Liwa Thuwwar al-Raqqa flies the FSA flag and would certainly be seen as “moderate” by local standards, but it is somewhat unclear what it is fighting for. Asked about his vision for the future, al-Jawlani offered up only “co-existence and happiness,” and neither he nor his fighters gave a clear answer when asked whether they wanted a secular or religious state. Indicative of their ambivalence, some of them shifted between the “secular” V-for-Victory hand sign and the “Islamic” index finger when posing for pictures. 

When asked about apparent disparities between their past and present views of the YPG and the Kurds generally, they all expressed warm emotions. “We have been brothers from the start,” claimed a fighter calling himself Abu Saddam al-Raqqawi, who had been in the unit for two and a half years. “It is fitna [sedition] when people say bad things about the Kurds.” 

A bearded Arab fighter raised eyebrows when he pulled out a long knife. “This is just for clearing mines,” he said, eliciting skeptical looks from Kurdish fighters, who know full well there are no land mines in the area and are generally uncomfortable in the company of bearded men with knives. 

“We convinced two of them to join YPG instead,” said one of the Kurdish fighters a few days later when I bumped into him in the headquarters of the Revolutionary Youth Movement in Kobani. ”We do not trust the others.” 

Kurdish fighters from the People’s Protection Units (YPG) near the front line. Photo by Carl Drott

His suspicions were certainly not unfounded, considering that Liwa Thuwwar al-Raqqa used to be formally affiliated with Jabhat al-Nusra (according to a report by the Syria analyst Aymenn Jawad al-Tamimi). Fighters from Liwa Thuwwar al-Raqqa are also said to have abducted Kurds at checkpoints in Raqqa, participated in looting in the same city, and fought against Kurdish forces in Tel Abyad (according to several sources in the Kurdish administration).  

A cautious alliance
Still, cooperation between FSA forces and the YPG has inched closer recently towards a formal alliance. Only days before the latest IS attack commenced, an on-line video showed the declaration of a joint YPG-FSA command center for the wider area around Kobani.

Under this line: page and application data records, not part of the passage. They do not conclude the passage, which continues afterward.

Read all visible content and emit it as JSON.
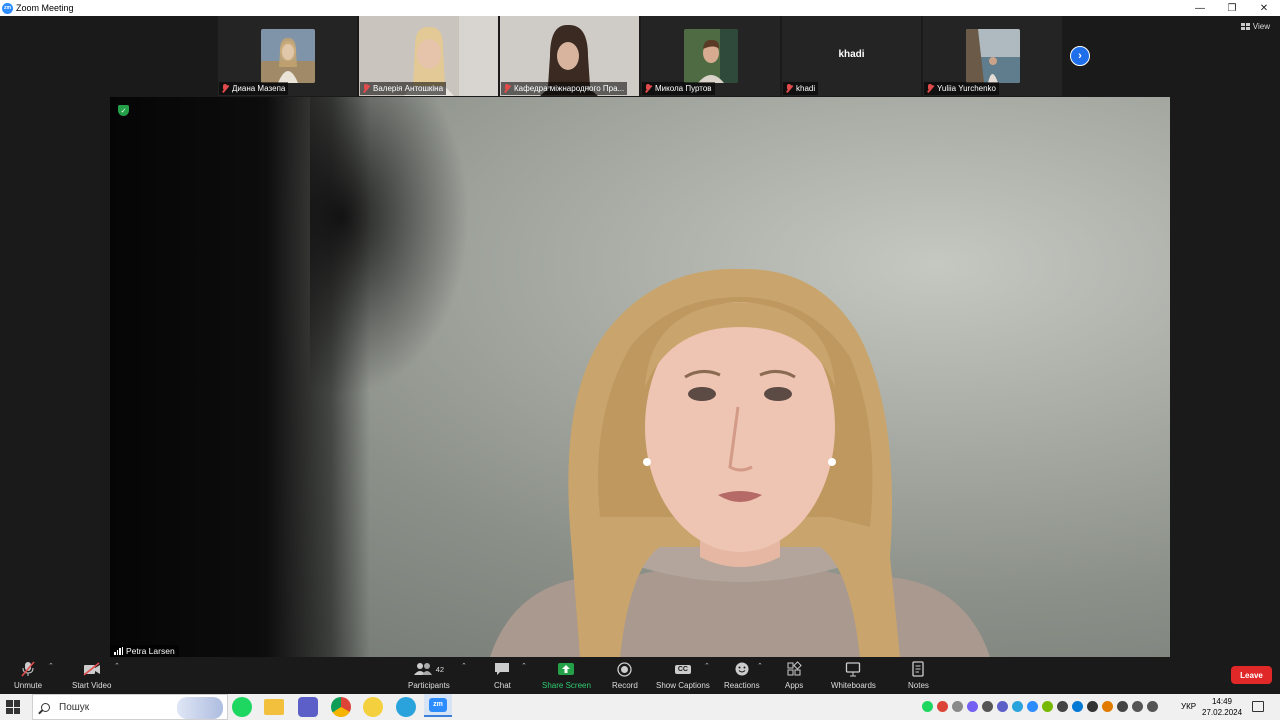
{
  "window": {
    "title": "Zoom Meeting",
    "app_icon_text": "zm"
  },
  "view_button": {
    "label": "View"
  },
  "participants_strip": [
    {
      "name": "Диана Мазепа",
      "muted": true,
      "thumb_color": "#a8927c"
    },
    {
      "name": "Валерія Антошкіна",
      "muted": true,
      "thumb_color": "#b9ada4"
    },
    {
      "name": "Кафедра міжнародного Пра...",
      "muted": true,
      "thumb_color": "#9c9790"
    },
    {
      "name": "Микола Пуртов",
      "muted": true,
      "thumb_color": "#5b6b4a"
    },
    {
      "name": "khadi",
      "muted": true,
      "center_label": "khadi"
    },
    {
      "name": "Yuliia Yurchenko",
      "muted": true,
      "thumb_color": "#8fa3ae"
    }
  ],
  "active_speaker": {
    "name": "Petra Larsen"
  },
  "toolbar": {
    "unmute": "Unmute",
    "start_video": "Start Video",
    "participants": "Participants",
    "participants_count": "42",
    "chat": "Chat",
    "share_screen": "Share Screen",
    "record": "Record",
    "show_captions": "Show Captions",
    "captions_icon_text": "CC",
    "reactions": "Reactions",
    "apps": "Apps",
    "whiteboards": "Whiteboards",
    "notes": "Notes",
    "leave": "Leave"
  },
  "taskbar": {
    "search_placeholder": "Пошук",
    "language": "УКР",
    "time": "14:49",
    "date": "27.02.2024",
    "apps": [
      {
        "name": "spotify-icon",
        "color": "#1ed760"
      },
      {
        "name": "file-explorer-icon",
        "color": "#f3c03d"
      },
      {
        "name": "teams-icon",
        "color": "#5b5fc7"
      },
      {
        "name": "chrome-icon",
        "color": "#db4437"
      },
      {
        "name": "chrome-profile-icon",
        "color": "#f4d03f"
      },
      {
        "name": "telegram-icon",
        "color": "#2aa3dd"
      },
      {
        "name": "zoom-icon",
        "color": "#2d8cff"
      }
    ]
  },
  "colors": {
    "accent": "#2d8cff",
    "leave": "#e02828",
    "share": "#24a148",
    "muted": "#e24b4b"
  }
}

In one of the more awkward moments of the Syrian civil war, a bearded FSA commander is seen on camera shouting “Takbir!” and his fighters responding “Allahu Akhbar!” – while Kurdish female fighters respond with a slogan in support of the imprisoned PKK leader Abdullah Ocalan.

The FSA fighters in this area are, in essence, between a rock and a hard place, their only choices being to fight alongside the YPG, join the Islamic State or abandon the fight. Although suspicions run high, the Kurdish political and military leadership has displayed a remarkable readiness to let bygones be bygones and build a cautious alliance with its former enemies. If democratic and pluralistic currents among the FSA factions can be strengthened, the cooperation could even evolve into a political project to jointly govern ethnically mixed areas.

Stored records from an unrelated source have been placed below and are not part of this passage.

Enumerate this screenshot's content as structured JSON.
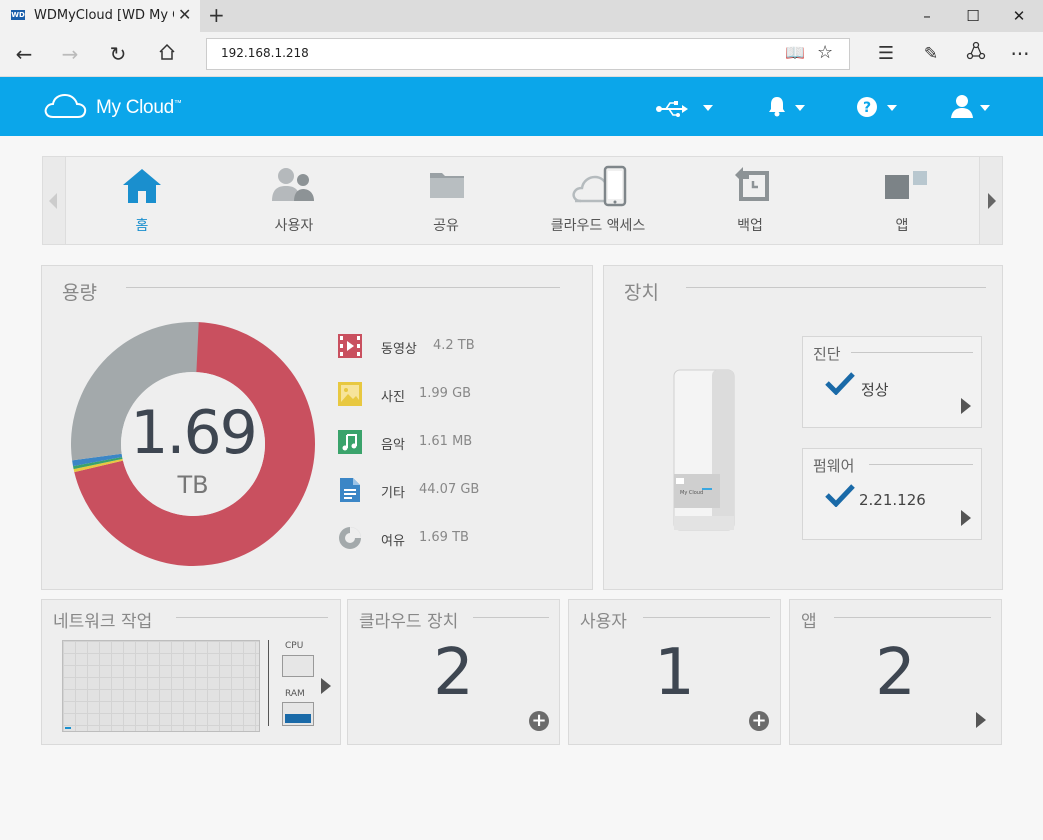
{
  "browser": {
    "tab_title": "WDMyCloud [WD My C",
    "tab_favicon": "WD",
    "url": "192.168.1.218",
    "window_buttons": [
      "minimize",
      "maximize",
      "close"
    ]
  },
  "header": {
    "logo_text": "My Cloud",
    "logo_tm": "™",
    "icons": [
      "usb-icon",
      "bell-icon",
      "help-icon",
      "user-icon"
    ]
  },
  "nav": {
    "items": [
      {
        "label": "홈",
        "icon": "home-icon",
        "active": true
      },
      {
        "label": "사용자",
        "icon": "users-icon",
        "active": false
      },
      {
        "label": "공유",
        "icon": "folder-icon",
        "active": false
      },
      {
        "label": "클라우드 액세스",
        "icon": "cloud-phone-icon",
        "active": false
      },
      {
        "label": "백업",
        "icon": "backup-icon",
        "active": false
      },
      {
        "label": "앱",
        "icon": "apps-icon",
        "active": false
      }
    ]
  },
  "capacity": {
    "title": "용량",
    "total_value": "1.69",
    "total_unit": "TB",
    "legend": [
      {
        "name": "동영상",
        "value": "4.2 TB",
        "icon": "video-icon",
        "color": "#c9505f"
      },
      {
        "name": "사진",
        "value": "1.99 GB",
        "icon": "photo-icon",
        "color": "#e8c840"
      },
      {
        "name": "음악",
        "value": "1.61 MB",
        "icon": "music-icon",
        "color": "#3aa36b"
      },
      {
        "name": "기타",
        "value": "44.07 GB",
        "icon": "document-icon",
        "color": "#3b86c6"
      },
      {
        "name": "여유",
        "value": "1.69 TB",
        "icon": "free-space-icon",
        "color": "#a3a9ab"
      }
    ],
    "chart_fractions": {
      "video": 0.713,
      "photo": 0.0005,
      "music": 0.0001,
      "other": 0.0075,
      "free": 0.279
    }
  },
  "device": {
    "title": "장치",
    "diagnostics": {
      "title": "진단",
      "status": "정상"
    },
    "firmware": {
      "title": "펌웨어",
      "version": "2.21.126"
    },
    "device_label": "My Cloud"
  },
  "network": {
    "title": "네트워크 작업",
    "cpu_label": "CPU",
    "ram_label": "RAM",
    "ram_level": 0.5
  },
  "stats": {
    "cloud_devices": {
      "title": "클라우드 장치",
      "value": "2"
    },
    "users": {
      "title": "사용자",
      "value": "1"
    },
    "apps": {
      "title": "앱",
      "value": "2"
    }
  },
  "colors": {
    "header_blue": "#0ba6ea",
    "active_nav": "#1a8fce",
    "check_blue": "#1a6aa8",
    "donut_red": "#c9505f",
    "donut_grey": "#a3a9ab"
  }
}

Ultimately, the situation in Kobani is incongruous and somewhat confounding. While FSA factions have never been called to account for building alliances with jihadists and cutting a path of violence and destruction through northern Syria, the YPG is left twisting in the wind for its unwillingness to join them. The Kurdish “extremists” in Kobani face the same ultimatum today as two years ago: abandon their project for decentralized secular democracy and join under the banner and command of Arab “moderates,” or be left to face the Islamic State alone.

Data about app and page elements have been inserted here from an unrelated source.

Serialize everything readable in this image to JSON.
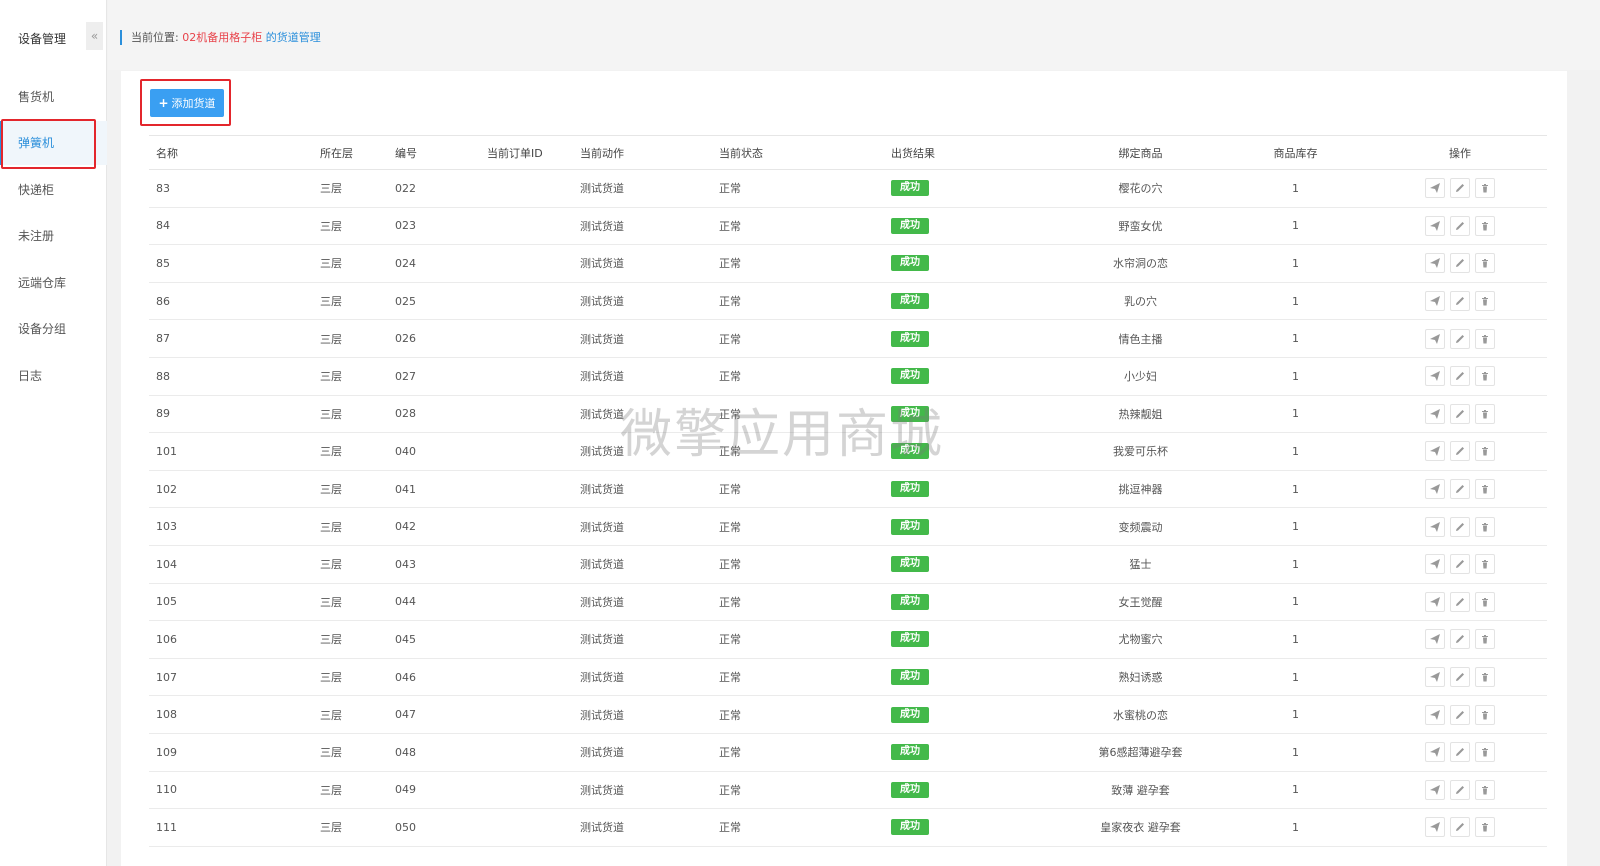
{
  "sidebar": {
    "title": "设备管理",
    "collapse_glyph": "«",
    "items": [
      {
        "label": "售货机"
      },
      {
        "label": "弹簧机"
      },
      {
        "label": "快递柜"
      },
      {
        "label": "未注册"
      },
      {
        "label": "远端仓库"
      },
      {
        "label": "设备分组"
      },
      {
        "label": "日志"
      }
    ],
    "active_index": 1
  },
  "breadcrumb": {
    "label": "当前位置:",
    "device": "02机备用格子柜",
    "page": "的货道管理"
  },
  "toolbar": {
    "add_label": "添加货道"
  },
  "table": {
    "headers": [
      "名称",
      "所在层",
      "编号",
      "当前订单ID",
      "当前动作",
      "当前状态",
      "出货结果",
      "绑定商品",
      "商品库存",
      "操作"
    ],
    "rows": [
      {
        "name": "83",
        "layer": "三层",
        "code": "022",
        "order_id": "",
        "action": "测试货道",
        "status": "正常",
        "result": "成功",
        "product": "樱花の穴",
        "stock": "1"
      },
      {
        "name": "84",
        "layer": "三层",
        "code": "023",
        "order_id": "",
        "action": "测试货道",
        "status": "正常",
        "result": "成功",
        "product": "野蛮女优",
        "stock": "1"
      },
      {
        "name": "85",
        "layer": "三层",
        "code": "024",
        "order_id": "",
        "action": "测试货道",
        "status": "正常",
        "result": "成功",
        "product": "水帘洞の恋",
        "stock": "1"
      },
      {
        "name": "86",
        "layer": "三层",
        "code": "025",
        "order_id": "",
        "action": "测试货道",
        "status": "正常",
        "result": "成功",
        "product": "乳の穴",
        "stock": "1"
      },
      {
        "name": "87",
        "layer": "三层",
        "code": "026",
        "order_id": "",
        "action": "测试货道",
        "status": "正常",
        "result": "成功",
        "product": "情色主播",
        "stock": "1"
      },
      {
        "name": "88",
        "layer": "三层",
        "code": "027",
        "order_id": "",
        "action": "测试货道",
        "status": "正常",
        "result": "成功",
        "product": "小少妇",
        "stock": "1"
      },
      {
        "name": "89",
        "layer": "三层",
        "code": "028",
        "order_id": "",
        "action": "测试货道",
        "status": "正常",
        "result": "成功",
        "product": "热辣靓姐",
        "stock": "1"
      },
      {
        "name": "101",
        "layer": "三层",
        "code": "040",
        "order_id": "",
        "action": "测试货道",
        "status": "正常",
        "result": "成功",
        "product": "我爱可乐杯",
        "stock": "1"
      },
      {
        "name": "102",
        "layer": "三层",
        "code": "041",
        "order_id": "",
        "action": "测试货道",
        "status": "正常",
        "result": "成功",
        "product": "挑逗神器",
        "stock": "1"
      },
      {
        "name": "103",
        "layer": "三层",
        "code": "042",
        "order_id": "",
        "action": "测试货道",
        "status": "正常",
        "result": "成功",
        "product": "变频震动",
        "stock": "1"
      },
      {
        "name": "104",
        "layer": "三层",
        "code": "043",
        "order_id": "",
        "action": "测试货道",
        "status": "正常",
        "result": "成功",
        "product": "猛士",
        "stock": "1"
      },
      {
        "name": "105",
        "layer": "三层",
        "code": "044",
        "order_id": "",
        "action": "测试货道",
        "status": "正常",
        "result": "成功",
        "product": "女王觉醒",
        "stock": "1"
      },
      {
        "name": "106",
        "layer": "三层",
        "code": "045",
        "order_id": "",
        "action": "测试货道",
        "status": "正常",
        "result": "成功",
        "product": "尤物蜜穴",
        "stock": "1"
      },
      {
        "name": "107",
        "layer": "三层",
        "code": "046",
        "order_id": "",
        "action": "测试货道",
        "status": "正常",
        "result": "成功",
        "product": "熟妇诱惑",
        "stock": "1"
      },
      {
        "name": "108",
        "layer": "三层",
        "code": "047",
        "order_id": "",
        "action": "测试货道",
        "status": "正常",
        "result": "成功",
        "product": "水蜜桃の恋",
        "stock": "1"
      },
      {
        "name": "109",
        "layer": "三层",
        "code": "048",
        "order_id": "",
        "action": "测试货道",
        "status": "正常",
        "result": "成功",
        "product": "第6感超薄避孕套",
        "stock": "1"
      },
      {
        "name": "110",
        "layer": "三层",
        "code": "049",
        "order_id": "",
        "action": "测试货道",
        "status": "正常",
        "result": "成功",
        "product": "致薄 避孕套",
        "stock": "1"
      },
      {
        "name": "111",
        "layer": "三层",
        "code": "050",
        "order_id": "",
        "action": "测试货道",
        "status": "正常",
        "result": "成功",
        "product": "皇家夜衣 避孕套",
        "stock": "1"
      }
    ]
  },
  "watermark": "微擎应用商城",
  "colors": {
    "accent": "#2b8fdb",
    "button": "#3a9ff2",
    "success": "#43b94a",
    "highlight": "#e3262c",
    "breadcrumb_device": "#e8434b"
  }
}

Carl Drott is a Swedish freelance journalist who has covered the conflict in Syria for Le Monde diplomatique, Haaretz, Syria Comment, the Carnegie Endowment for International Peace and the Stockholm Journal of International Affairs, among others. This is his first piece for Warscapes.